### What you should do
Where does the word "date" appear in the data? Copy every line that holds it.
[Extracted records — start]
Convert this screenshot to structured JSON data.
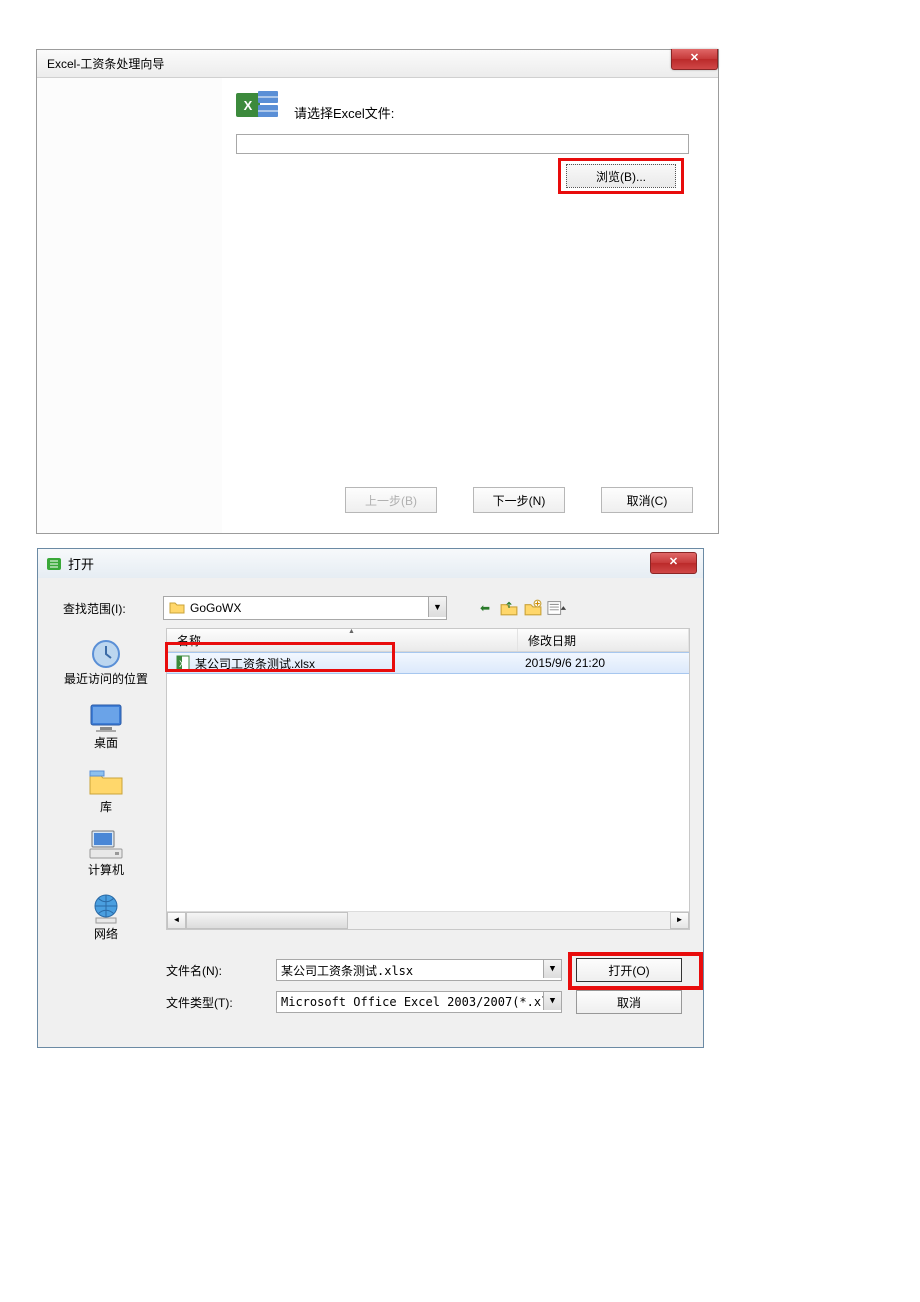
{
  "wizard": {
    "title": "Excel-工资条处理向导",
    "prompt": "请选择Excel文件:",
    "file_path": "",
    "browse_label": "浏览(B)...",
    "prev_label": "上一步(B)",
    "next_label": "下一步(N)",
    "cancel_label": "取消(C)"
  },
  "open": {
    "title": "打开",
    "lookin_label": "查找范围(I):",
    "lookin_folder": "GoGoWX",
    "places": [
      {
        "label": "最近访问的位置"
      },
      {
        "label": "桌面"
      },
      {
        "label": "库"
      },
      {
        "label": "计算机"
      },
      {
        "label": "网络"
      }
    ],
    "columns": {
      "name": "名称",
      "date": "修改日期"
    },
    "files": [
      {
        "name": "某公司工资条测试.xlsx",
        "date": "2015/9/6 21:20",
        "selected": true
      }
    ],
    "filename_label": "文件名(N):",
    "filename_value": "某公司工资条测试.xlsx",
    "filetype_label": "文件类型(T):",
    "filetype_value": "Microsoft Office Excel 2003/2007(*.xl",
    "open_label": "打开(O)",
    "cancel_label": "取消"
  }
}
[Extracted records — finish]
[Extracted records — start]
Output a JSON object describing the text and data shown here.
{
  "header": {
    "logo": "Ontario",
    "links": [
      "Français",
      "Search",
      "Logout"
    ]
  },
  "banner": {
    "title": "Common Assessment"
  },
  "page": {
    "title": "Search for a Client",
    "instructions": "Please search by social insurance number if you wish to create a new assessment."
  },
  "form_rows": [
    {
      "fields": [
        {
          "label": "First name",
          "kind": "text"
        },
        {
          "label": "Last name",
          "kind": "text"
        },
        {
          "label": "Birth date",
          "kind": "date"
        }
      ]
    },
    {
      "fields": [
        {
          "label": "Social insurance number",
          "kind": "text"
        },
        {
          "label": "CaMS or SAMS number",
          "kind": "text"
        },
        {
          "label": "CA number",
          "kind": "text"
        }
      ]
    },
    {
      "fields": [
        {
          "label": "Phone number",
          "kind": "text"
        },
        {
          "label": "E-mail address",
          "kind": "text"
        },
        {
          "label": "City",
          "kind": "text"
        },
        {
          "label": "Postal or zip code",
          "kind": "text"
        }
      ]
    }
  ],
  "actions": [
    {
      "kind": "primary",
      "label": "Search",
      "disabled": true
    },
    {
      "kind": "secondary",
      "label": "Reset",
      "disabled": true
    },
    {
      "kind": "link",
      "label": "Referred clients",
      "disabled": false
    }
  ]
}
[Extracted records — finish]
### Response
      "date": "修改日期"
        "date": "2015/9/6 21:20",
          "label": "Birth date",
          "kind": "date"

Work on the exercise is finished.